Boy or Girl? Trick question! Who gets red?

This mama posted the first picture here to Facebook to announce her baby. Within minutes she had ten posts oohing and cooing—but something was wrong. She had kept the gender a secret—even from herself— and had not announced the birth itself on Facebook. So many friends and acquaintances were learning that baby had been welcomed into the world from this post. She did not give full details in the post—simply a picture— leading people to guess on their own whether it was a boy or girl. Someone noting the red background assumed it was a girl and took liberties to post “congratulations on your girl!” which led to many similar comments until someone finally corrected everyone. This fabric has an Indian flair and I thought it was gender neutral. It never fails to surprise me how strongly color is associated with gender and how strict the conventions are. It may, then, surprise you that red used to be identified as a male color—seen as aggressive, strong, fierce, bold—and blue was for women–cool, serene, demeure, calm, dainty. And so it followed that pink was for little boys, and light blue for girls.

“There has been a great diversity of opinion on the subject, but the generally accepted rule is pink for the boy and blue for the girl. The reason is that pink being a more decided and stronger color is more suitable for the boy, while blue, which is more delicate and dainty, is prettier for the girl.” [Ladies Home Journal, June, 1918]

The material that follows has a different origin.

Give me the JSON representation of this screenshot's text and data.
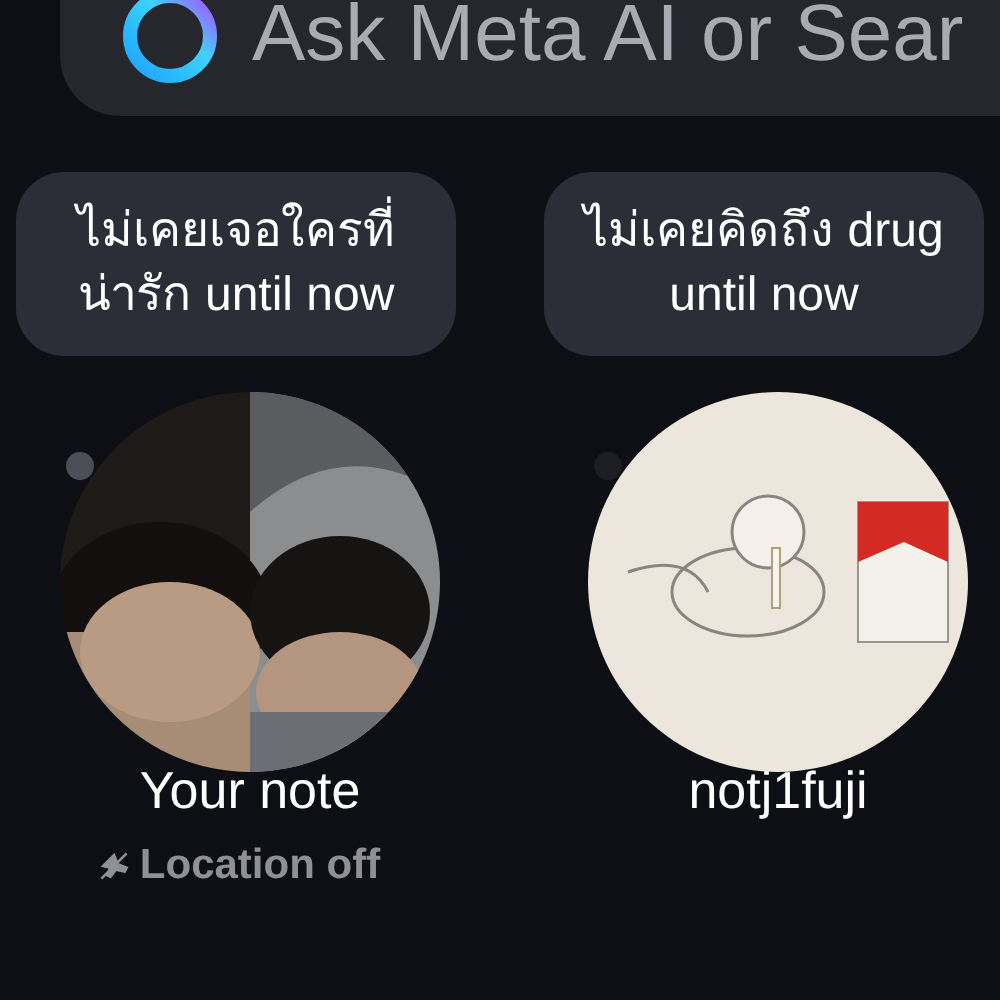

The current pink for girls and blue for boys wasn’t uniform until the 1950′s.